### What the exercise asks
Records follow. Select each line holding "icon".
═══ Given records ═══
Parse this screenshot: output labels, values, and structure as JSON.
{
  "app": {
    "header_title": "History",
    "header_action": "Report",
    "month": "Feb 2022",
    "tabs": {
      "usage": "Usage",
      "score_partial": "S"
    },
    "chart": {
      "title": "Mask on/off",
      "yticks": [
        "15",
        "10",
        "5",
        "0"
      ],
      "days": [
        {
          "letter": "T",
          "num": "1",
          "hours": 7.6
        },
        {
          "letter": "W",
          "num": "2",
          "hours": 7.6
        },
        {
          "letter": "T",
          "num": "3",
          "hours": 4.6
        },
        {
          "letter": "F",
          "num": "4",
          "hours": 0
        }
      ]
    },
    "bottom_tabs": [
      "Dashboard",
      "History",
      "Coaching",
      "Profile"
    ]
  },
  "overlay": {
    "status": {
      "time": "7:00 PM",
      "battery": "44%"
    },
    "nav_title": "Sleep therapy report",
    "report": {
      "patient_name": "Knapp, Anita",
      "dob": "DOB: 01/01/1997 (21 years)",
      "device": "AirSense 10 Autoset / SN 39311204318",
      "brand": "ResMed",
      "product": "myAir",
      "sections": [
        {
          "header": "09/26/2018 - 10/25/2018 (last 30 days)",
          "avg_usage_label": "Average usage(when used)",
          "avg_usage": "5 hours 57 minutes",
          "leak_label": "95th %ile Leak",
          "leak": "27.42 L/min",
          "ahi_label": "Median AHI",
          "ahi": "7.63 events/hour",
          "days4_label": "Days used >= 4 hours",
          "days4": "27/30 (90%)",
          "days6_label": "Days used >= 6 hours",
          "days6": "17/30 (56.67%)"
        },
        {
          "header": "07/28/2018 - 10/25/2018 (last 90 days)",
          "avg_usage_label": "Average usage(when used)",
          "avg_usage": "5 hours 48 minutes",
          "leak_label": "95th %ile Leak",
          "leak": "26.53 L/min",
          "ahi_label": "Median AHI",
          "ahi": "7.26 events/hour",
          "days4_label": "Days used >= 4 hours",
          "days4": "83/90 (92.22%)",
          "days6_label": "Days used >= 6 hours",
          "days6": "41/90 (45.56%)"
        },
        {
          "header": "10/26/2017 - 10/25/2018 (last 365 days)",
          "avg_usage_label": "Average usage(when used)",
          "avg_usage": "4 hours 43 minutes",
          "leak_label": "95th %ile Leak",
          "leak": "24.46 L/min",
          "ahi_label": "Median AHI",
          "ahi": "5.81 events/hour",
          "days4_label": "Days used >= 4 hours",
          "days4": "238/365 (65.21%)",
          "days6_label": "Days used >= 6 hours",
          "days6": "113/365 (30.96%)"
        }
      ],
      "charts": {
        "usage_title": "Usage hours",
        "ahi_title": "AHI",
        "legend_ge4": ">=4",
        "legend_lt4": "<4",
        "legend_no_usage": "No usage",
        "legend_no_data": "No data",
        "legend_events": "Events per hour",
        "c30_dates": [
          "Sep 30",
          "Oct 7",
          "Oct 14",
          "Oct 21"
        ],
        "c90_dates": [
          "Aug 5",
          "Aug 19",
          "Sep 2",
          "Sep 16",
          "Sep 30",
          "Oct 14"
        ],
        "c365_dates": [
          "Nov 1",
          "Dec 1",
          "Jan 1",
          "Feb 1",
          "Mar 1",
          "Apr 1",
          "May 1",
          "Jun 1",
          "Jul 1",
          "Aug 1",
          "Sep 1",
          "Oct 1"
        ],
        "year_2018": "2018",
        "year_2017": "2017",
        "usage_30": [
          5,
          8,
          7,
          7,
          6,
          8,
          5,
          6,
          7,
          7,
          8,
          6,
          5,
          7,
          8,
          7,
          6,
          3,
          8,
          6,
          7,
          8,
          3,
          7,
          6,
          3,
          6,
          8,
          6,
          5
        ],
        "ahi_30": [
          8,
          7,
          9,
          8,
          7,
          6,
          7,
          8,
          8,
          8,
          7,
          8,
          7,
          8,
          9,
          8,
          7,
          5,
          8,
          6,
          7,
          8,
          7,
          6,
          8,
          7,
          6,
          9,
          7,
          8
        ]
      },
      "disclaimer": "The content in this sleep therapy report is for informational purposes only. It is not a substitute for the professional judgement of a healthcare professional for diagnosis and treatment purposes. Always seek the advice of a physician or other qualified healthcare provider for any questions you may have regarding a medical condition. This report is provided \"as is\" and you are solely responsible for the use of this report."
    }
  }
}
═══
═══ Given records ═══
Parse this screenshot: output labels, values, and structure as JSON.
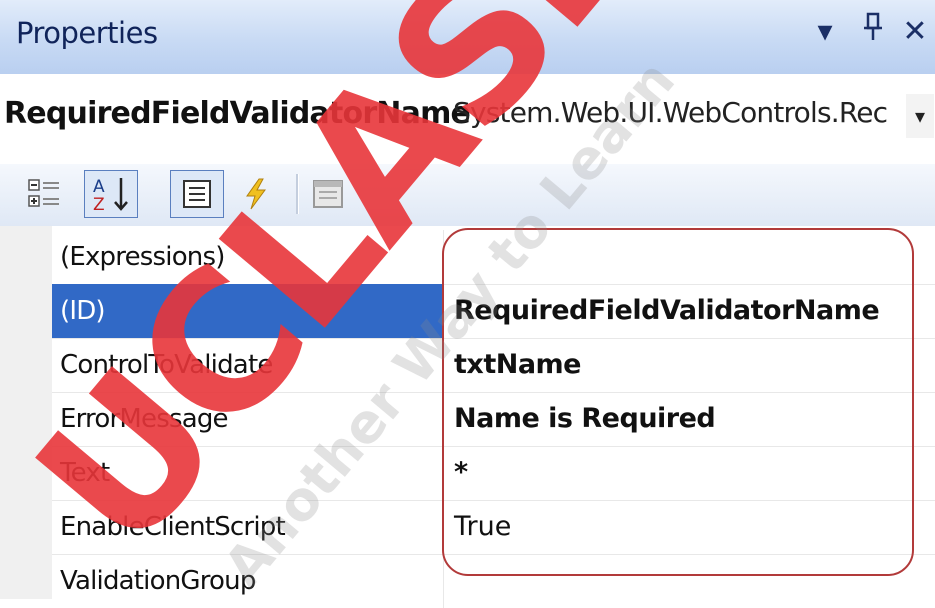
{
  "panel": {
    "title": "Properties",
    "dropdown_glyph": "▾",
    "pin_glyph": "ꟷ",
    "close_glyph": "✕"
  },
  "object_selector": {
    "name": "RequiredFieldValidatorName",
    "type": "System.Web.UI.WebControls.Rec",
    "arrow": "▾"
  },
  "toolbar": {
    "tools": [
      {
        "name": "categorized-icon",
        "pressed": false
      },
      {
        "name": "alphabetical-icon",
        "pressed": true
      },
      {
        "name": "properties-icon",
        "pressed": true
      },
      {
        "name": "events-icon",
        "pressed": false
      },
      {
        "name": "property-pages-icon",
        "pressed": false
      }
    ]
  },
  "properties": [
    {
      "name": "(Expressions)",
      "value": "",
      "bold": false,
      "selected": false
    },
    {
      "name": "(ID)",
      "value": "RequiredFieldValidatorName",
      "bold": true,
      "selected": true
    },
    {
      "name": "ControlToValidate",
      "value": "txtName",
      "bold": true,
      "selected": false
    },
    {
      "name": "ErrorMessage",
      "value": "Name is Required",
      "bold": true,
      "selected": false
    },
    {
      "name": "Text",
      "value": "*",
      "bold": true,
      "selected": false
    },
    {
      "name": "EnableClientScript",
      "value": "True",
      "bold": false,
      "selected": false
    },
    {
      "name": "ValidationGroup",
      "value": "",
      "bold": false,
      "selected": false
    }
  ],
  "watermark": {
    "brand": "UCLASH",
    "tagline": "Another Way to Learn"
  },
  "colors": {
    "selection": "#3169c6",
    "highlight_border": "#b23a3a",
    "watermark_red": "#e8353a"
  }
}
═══
### Response below
        "name": "categorized-icon",
        "name": "alphabetical-icon",
        "name": "properties-icon",
        "name": "events-icon",
        "name": "property-pages-icon",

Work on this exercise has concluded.